──────── EXTRACTED DATA

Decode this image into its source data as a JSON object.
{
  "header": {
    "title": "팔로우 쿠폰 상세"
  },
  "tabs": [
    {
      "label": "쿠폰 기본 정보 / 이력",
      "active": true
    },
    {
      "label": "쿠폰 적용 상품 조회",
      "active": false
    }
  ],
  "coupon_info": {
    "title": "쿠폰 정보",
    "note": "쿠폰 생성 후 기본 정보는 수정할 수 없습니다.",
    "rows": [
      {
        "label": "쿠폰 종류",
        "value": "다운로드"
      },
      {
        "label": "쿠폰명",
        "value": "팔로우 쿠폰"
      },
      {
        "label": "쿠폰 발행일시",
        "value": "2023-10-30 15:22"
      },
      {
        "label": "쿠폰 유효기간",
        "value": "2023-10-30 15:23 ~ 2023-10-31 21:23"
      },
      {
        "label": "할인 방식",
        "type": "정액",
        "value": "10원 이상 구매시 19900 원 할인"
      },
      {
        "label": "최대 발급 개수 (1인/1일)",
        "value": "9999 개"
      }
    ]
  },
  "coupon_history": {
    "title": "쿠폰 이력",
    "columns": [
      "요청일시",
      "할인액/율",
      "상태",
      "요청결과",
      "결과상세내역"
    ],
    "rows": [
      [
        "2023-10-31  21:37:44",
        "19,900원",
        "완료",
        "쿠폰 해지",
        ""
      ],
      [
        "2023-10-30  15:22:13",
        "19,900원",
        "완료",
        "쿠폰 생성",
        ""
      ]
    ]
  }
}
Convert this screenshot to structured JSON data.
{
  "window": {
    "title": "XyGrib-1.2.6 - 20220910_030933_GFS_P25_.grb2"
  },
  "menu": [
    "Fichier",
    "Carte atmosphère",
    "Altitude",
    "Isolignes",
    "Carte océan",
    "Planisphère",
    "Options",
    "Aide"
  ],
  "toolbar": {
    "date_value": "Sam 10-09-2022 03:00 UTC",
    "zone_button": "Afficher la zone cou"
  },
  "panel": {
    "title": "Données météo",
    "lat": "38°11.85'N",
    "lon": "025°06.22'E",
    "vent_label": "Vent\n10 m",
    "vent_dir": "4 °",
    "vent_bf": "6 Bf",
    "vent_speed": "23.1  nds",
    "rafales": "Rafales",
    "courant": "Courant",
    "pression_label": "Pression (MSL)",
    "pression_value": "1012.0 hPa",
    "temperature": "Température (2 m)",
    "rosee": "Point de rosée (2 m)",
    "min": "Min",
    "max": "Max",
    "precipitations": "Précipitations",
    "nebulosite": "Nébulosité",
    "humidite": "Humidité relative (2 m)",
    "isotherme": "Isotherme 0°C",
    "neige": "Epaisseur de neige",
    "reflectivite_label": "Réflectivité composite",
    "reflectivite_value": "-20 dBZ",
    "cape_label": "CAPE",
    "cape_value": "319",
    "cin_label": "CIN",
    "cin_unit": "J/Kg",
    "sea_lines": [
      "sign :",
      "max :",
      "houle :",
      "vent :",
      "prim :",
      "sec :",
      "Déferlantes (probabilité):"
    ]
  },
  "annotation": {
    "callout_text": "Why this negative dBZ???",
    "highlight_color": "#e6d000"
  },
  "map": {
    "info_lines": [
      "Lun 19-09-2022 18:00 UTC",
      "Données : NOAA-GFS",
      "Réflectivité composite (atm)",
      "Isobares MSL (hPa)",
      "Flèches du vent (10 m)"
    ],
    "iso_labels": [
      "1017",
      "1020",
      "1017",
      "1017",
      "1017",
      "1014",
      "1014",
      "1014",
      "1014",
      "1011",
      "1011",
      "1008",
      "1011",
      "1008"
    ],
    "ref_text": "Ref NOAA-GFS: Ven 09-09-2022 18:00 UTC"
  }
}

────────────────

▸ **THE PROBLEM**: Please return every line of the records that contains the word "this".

▸ **FINISHED TASK**:
Decode this image into its source data as a JSON object.
Convert this screenshot to structured JSON data.
    "callout_text": "Why this negative dBZ???",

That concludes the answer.